ss = crickit.seesaw

left_wheel = crickit.dc_motor_1
right_wheel = crickit.dc_motor_2

RIGHT_BUMPER = crickit.SIGNAL1
LEFT_BUMPER = crickit.SIGNAL2
CENTER_BUMPER = crickit.SIGNAL3

ss.pin_mode(RIGHT_BUMPER, ss.INPUT_PULLUP)
ss.pin_mode(LEFT_BUMPER, ss.INPUT_PULLUP)
ss.pin_mode(CENTER_BUMPER, ss.INPUT_PULLUP)

# These allow easy correction for motor speed variation.
# Factors are determined by observation and fiddling.
# Start with both having a factor of 1.0 (i.e. none) and
# adjust until the bot goes more or less straight
def set_right(speed):
    right_wheel.throttle = speed * 0.9

def set_left(speed):
    left_wheel.throttle = speed


# Uncomment this to find the above factors
# set_right(1.0)
# set_left(1.0)
# while True:
#     pass

# Check for bumper activation and move away accordingly
# Returns False if we got clear, True if we gave up
def react_to_bumpers():
    attempt_count = 0
    # keep trying to back away and turn until we're free
    while True:

        # give up after 3 tries
        if attempt_count == 3:
            return True

        bumped_left = not ss.digital_read(LEFT_BUMPER)
        bumped_right = not ss.digital_read(RIGHT_BUMPER)
        bumped_center = not ss.digital_read(CENTER_BUMPER)

        # Didn't bump into anything, we're done here
        if not bumped_left and not bumped_right and not bumped_center:
            return False

        # If the middle bumper was triggered, randomly pick a way to turn
        if bumped_center:
            bumped_left = random.choice([False, True])
            bumped_right = not bumped_left

        # Back away a bit
        set_left(-0.5)
        set_right(-0.5)
        time.sleep(0.5)

        # If we bumped on the left, turn to the right
        if bumped_left:
            set_left(1.0)
            set_right(0.0)

            # If we bumped on the right, turn left
        elif bumped_right:
            set_left(0.0)
            set_right(1.0)

            # time to turn for
        time.sleep(random.choice([0.2, 0.3, 0.4]))
        attempt_count += 1

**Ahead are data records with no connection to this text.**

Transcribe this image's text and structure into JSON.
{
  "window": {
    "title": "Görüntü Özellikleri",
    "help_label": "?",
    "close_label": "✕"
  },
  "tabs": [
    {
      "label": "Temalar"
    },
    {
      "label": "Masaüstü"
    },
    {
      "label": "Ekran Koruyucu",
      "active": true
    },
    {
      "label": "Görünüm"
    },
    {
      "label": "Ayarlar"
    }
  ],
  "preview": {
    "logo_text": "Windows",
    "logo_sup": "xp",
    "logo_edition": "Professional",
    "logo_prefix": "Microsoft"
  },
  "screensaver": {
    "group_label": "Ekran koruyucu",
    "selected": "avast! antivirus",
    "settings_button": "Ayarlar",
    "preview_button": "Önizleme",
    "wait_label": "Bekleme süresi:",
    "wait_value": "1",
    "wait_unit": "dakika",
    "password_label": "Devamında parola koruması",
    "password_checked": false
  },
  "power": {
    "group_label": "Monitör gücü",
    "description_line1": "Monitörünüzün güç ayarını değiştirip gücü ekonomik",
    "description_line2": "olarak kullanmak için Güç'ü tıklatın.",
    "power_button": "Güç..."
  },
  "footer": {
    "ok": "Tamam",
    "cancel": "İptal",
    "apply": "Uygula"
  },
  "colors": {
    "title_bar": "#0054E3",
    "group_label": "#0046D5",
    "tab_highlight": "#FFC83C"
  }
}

def tack(direction, duration):
    target_time = time.monotonic() + duration
    if direction == LEFT:
        set_left(0.25)
        set_right(1.0)
    else:
        set_left(1.0)
        set_right(0.25)
    while time.monotonic() < target_time:
        if not(ss.digital_read(LEFT_BUMPER) and
               ss.digital_read(RIGHT_BUMPER) and
               ss.digital_read(CENTER_BUMPER)):
            return react_to_bumpers()
    return False


while True:
    if tack(LEFT, 0.75):
        break
    if tack(RIGHT, 0.75):
        break

set_left(0)
set_right(0)

while True:
    pass
This guide was first published on Jul 30, 2018. It was last updated on Jul 30, 2018. This page (Adding Bumpers) was last updated on Jun 11, 2019.